Treating people with respect, and not constantly looking at the world through the prism of race, are pretty simple lessons, really, and ones that MYF and I have been teaching our kids. Too bad the President of the United States passed up an opportunity to be truly "post racial" and to have made this same point when asked about the incident in his recent press conference.
As for MYF, this is what she told me:
"I am incensed at Gates' behavior toward the police, I'm infuriated by the President's and the professor's race-baiting, and I'm embarrassed that both of them are giving blacks a bad name."
And there is nothing more I can add to that.
16 July 2009
06 July 2009
Like others in the so-called good-food movement, Allen, who is 60, asserts that our industrial food system is depleting soil, poisoning water, gobbling fossil fuels and stuffing us with bad calories. Like others, he advocates eating locally grown food. But to Allen, local doesn’t mean a rolling pasture or even a suburban garden: it means 14 greenhouses crammed onto two acres in a working-class neighborhood on Milwaukee’s northwest side, less than half a mile from the city’s largest public-housing project.

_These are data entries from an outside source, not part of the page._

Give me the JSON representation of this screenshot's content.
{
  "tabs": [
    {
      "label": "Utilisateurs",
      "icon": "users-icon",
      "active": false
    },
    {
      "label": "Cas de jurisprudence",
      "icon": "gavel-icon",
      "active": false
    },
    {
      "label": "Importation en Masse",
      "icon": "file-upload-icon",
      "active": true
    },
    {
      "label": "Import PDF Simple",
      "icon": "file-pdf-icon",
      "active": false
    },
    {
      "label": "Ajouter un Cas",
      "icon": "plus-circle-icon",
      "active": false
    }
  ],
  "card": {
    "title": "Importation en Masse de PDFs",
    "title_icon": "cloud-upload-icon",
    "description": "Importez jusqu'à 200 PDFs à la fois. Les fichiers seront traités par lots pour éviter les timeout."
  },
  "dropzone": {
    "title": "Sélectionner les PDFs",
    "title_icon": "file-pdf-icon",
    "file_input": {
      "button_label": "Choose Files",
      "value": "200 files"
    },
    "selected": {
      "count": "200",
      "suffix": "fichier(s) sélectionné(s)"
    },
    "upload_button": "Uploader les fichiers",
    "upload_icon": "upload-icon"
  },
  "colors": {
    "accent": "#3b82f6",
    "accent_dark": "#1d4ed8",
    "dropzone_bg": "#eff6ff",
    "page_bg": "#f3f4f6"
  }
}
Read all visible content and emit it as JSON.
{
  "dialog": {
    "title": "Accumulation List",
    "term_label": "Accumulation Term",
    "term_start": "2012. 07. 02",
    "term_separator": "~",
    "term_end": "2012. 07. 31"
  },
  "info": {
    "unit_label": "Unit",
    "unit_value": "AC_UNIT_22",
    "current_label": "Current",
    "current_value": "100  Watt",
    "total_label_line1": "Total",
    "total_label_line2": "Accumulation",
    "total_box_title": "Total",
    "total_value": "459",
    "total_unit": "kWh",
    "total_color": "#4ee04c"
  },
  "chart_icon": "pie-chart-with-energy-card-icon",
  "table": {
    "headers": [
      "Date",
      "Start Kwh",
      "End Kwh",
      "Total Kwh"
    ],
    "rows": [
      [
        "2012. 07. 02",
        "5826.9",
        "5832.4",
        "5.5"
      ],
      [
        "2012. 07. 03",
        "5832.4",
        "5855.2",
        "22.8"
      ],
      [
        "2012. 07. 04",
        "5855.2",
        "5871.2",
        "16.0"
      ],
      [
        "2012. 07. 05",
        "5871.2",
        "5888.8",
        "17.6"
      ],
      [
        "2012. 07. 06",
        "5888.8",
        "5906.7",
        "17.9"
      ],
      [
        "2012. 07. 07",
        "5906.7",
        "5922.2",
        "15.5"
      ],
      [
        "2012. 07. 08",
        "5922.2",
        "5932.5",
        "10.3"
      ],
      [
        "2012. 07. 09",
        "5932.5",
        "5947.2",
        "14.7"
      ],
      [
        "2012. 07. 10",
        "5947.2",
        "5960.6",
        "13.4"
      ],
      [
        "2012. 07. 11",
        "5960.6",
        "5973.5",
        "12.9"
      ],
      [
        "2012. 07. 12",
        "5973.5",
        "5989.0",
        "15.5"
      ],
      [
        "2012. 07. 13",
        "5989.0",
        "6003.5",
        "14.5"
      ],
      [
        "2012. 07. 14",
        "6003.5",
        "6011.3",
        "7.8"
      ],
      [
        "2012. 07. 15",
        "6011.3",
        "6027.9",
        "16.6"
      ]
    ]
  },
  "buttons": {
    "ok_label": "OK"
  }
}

And this is why Allen is so fond of his worms. When you’re producing a quarter of a million dollars’ worth of food in such a small space, soil fertility is everything. Without microbe- and nutrient-rich worm castings (poop, that is), Allen’s Growing Power farm couldn’t provide healthful food to 10,000 urbanites — through his on-farm retail store, in schools and restaurants, at farmers’ markets and in low-cost market baskets delivered to neighborhood pickup points. He couldn’t employ scores of people, some from the nearby housing project; continually train farmers in intensive polyculture; or convert millions of pounds of food waste into a version of black gold.
With seeds planted at quadruple density and nearly every inch of space maximized to generate exceptional bounty, Growing Power is an agricultural Mumbai, a supercity of upward-thrusting tendrils and duct-taped infrastructure. Allen pointed to five tiers of planters brimming with salad greens. “We’re growing in 25,000 pots,” he said. Ducking his 6-foot-7 frame under one of them, he pussyfooted down a leaf-crammed aisle. “We grow a thousand trays of sprouts a week; every square foot brings in $30.” He headed toward the in-ground fish tanks stocked with tens of thousands of tilapia and perch. Pumps send the dirty fish water up into beds of watercress, which filter pollutants and trickle the cleaner water back down to the fish — a symbiotic system called aquaponics. The watercress sells for $16 a pound; the fish fetch $6 apiece.

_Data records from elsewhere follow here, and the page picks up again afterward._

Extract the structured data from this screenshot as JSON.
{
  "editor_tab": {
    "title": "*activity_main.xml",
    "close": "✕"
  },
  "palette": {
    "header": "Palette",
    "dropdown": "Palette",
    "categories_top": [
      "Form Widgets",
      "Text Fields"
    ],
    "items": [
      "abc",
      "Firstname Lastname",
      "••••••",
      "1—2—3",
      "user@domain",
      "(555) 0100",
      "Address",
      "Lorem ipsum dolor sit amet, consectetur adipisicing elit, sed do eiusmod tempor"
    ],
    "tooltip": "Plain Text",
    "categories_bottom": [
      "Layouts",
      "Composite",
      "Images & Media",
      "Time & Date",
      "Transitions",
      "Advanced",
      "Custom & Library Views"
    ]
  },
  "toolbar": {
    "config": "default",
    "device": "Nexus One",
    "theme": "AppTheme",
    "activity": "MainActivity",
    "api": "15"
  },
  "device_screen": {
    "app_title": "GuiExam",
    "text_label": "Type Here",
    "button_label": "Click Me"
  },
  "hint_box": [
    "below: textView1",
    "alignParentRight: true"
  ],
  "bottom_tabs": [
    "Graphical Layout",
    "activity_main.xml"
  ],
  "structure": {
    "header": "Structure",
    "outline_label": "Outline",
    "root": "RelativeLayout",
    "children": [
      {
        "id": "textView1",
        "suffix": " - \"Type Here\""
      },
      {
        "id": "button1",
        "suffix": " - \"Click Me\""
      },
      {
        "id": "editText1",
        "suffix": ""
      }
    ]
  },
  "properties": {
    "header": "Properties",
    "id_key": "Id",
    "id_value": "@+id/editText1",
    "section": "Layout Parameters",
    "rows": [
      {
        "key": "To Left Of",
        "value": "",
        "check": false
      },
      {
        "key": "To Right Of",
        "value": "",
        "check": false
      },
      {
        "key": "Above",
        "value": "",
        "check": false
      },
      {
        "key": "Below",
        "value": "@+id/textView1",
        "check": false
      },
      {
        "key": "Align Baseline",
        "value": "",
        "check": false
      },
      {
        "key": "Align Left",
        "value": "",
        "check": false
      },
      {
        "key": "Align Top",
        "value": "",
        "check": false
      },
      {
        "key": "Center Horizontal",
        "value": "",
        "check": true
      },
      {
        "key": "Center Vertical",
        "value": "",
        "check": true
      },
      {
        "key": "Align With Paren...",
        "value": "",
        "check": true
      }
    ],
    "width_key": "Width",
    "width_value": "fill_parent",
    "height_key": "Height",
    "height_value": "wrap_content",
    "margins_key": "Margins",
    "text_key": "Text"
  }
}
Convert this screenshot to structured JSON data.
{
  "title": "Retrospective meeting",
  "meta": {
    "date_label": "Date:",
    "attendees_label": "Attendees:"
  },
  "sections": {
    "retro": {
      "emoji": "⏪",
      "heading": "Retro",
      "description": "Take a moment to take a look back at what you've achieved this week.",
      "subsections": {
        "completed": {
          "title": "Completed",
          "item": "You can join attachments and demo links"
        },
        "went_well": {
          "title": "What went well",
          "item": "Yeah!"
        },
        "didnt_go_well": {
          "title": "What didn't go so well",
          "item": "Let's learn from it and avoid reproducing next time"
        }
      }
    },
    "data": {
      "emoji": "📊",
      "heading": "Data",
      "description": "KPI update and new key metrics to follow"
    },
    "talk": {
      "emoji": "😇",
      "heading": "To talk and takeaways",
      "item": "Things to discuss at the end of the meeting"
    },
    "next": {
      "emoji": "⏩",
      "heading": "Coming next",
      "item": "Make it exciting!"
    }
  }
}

Today Allen is the go-to expert on urban farming, and there is a hunger for his knowledge. When I visited Growing Power, Allen was conducting a two-day
workshop for 40 people: each paid $325 to learn worm composting, aquaponics construction and other farm skills. “We need 50 million more people growing food,” Allen told them, “on porches, in pots, in side yards.” The reasons are simple: as oil prices rise, cities expand and housing developments replace farmland, the ability to grow more food in less space becomes ever more important. As Allen can’t help reminding us, with a mischievous smile, “Chicago has 77,000 vacant lots.”
Just imagine if we could get something similar going in Detroit. I don't think it's even possible to count the number of vacant lots there...